The 13-year-old travelled to Turkey in a car and then paid a smuggler to take a boat to the coast of Italy. “I was very scared. We were 200 people in a small boat. I got very seasick and threw up,” he said.
After surviving an eight-day journey across the Mediterranean, he flew to Copenhagen, and then took a train to Malmö. Three of his brothers have now joined him in Sweden, but their parents are in Turkey, waiting for an interview at the Swedish embassy in Ankara.
EU countries unprepared
NGOs warn that many countries are ill prepared to handle the rapid increase in arrivals of unaccompanied children. Responsibility usually falls on local municipalities that struggle to provide adequate support and schooling. In Kent, southeast England, authorities have run out of foster placements and lack enough social workers to deal with the recent influx of young asylum seekers coming to the UK on their own.
In Austria, a country that currently has one of the highest numbers of asylum seekers per capita in Europe, there is an acute lack of reception centres for unaccompanied children. Emergency centres for new arrivals were opened in military barracks at the end of last year with many children referred to the same buildings as adults, according to Asylkoordination Österreich, a local NGO.
And on the Greek island of Kos, unaccompanied children are reportedly being kept in police cells with adult criminals while they wait for authorities to place them in care facilities on the mainland.
Malmö has seen such a rapid increase in the number of unaccompanied minors arriving since last year that local authorities recently declared a humanitarian emergency.
Social workers and bed spaces are in very short supply, and since the end of September newly arrived unaccompanied children have had to be accommodated in local sports halls, hotels and care homes for the elderly.
Vladana Andersson, a social services section manager who has worked with newly arrived youngsters for the past four years, said the pressure on services is taking a toll on staff and the children they care for. “Our work is all about logistics. We can no longer offer the same level of attention, such as relationship-building, taking the children to a gym or other activities, or just sitting down with them.”

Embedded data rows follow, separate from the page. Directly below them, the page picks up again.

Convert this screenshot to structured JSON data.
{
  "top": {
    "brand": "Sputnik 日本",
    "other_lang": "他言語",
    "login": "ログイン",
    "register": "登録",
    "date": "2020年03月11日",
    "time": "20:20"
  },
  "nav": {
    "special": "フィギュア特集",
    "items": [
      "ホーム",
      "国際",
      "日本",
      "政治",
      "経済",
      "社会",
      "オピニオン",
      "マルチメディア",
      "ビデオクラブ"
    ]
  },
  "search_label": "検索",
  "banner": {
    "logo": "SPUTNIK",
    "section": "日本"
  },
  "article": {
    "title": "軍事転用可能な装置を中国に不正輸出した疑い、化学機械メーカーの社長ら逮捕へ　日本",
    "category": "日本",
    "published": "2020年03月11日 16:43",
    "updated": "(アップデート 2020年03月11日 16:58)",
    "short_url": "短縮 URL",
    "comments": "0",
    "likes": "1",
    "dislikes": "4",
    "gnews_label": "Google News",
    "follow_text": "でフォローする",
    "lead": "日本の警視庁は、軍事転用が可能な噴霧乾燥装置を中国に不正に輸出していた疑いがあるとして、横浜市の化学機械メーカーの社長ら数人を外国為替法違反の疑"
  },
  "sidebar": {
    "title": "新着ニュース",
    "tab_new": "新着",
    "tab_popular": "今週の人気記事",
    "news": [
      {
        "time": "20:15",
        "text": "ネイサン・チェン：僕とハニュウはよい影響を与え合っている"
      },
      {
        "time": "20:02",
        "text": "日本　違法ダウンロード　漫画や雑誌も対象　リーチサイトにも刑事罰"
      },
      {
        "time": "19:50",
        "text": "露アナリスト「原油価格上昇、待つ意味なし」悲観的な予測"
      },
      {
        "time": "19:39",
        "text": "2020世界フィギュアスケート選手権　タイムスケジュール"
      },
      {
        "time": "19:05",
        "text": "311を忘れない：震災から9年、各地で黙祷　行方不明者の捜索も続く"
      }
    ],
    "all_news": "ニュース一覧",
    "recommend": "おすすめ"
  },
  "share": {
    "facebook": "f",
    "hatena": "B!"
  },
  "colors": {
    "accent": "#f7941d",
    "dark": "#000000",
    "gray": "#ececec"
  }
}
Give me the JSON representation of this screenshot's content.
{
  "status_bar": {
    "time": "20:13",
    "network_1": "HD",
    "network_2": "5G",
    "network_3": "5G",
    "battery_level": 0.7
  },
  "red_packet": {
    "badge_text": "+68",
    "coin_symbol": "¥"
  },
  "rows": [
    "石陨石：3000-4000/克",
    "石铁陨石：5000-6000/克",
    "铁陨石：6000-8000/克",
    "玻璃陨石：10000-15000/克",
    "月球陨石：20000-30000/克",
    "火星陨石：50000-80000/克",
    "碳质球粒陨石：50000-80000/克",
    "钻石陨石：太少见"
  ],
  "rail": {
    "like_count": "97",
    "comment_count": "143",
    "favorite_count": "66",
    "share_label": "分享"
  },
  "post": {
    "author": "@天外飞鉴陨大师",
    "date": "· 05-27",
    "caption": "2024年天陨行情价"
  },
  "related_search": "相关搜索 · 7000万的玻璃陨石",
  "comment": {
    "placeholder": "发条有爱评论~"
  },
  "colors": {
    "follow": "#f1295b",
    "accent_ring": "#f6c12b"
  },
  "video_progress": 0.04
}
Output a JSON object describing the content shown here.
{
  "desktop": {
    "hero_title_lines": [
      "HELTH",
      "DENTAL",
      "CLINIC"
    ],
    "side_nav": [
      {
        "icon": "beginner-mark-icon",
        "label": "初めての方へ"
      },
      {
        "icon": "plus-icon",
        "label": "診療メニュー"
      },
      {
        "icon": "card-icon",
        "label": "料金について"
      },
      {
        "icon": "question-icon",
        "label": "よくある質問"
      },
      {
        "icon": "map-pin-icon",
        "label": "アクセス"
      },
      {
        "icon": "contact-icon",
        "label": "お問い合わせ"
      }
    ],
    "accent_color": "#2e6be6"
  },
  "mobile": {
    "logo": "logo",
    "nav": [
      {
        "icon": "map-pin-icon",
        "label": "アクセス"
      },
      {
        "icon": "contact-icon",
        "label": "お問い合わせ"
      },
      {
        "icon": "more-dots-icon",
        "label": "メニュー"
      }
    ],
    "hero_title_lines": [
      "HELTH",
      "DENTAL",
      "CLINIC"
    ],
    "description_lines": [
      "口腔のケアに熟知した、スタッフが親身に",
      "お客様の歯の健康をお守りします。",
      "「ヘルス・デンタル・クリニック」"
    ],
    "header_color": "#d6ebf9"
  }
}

Holmgren said things like access to education and the appointment of a qualified legal guardian to support minors in their asylum applications and help them get bank accounts and ID documents were “critical”. If guardians are not appointed quickly, or heavy workloads prevent them from being effective, children often struggle to get legal assistance.
Guardianship standards vary across the EU.
In the Netherlands, there is mandatory training and certification of legal guardians for unaccompanied refugee children, Holmgren said. Belgium also offers “adequate legal support” for minors during the asylum process and family reunifications. “In Sweden, all minors have a right to a legal guardian, but there are less clear requirements for these guardians.”
Delays in the asylum application process have a major effect on children’s wellbeing, said Sarah Crowe, a spokeswoman with UNICEF.
“Many children are left in legal limbo. It is not unusual that the processing time is 16 or 18 months, which is an eternity in a child’s life,” she said. “Children need to get settled as quickly as they can, and get access to health and education systems.”
Asylum applications take an average of seven months to be processed in Sweden, shorter than many other EU countries. But applications for children to be reunited with their families often take much longer.
Ibrahim had to wait more than a year for permanent residency in Sweden, but he was able to start school after four months. Now he is in Grade 9 at an inner-city school in Malmö.
“I like it here,” he said with a shy smile. “All my classmates are Swedish, and I also have a Swedish girlfriend. But I miss my parents. It’s been nearly two years since I saw them.”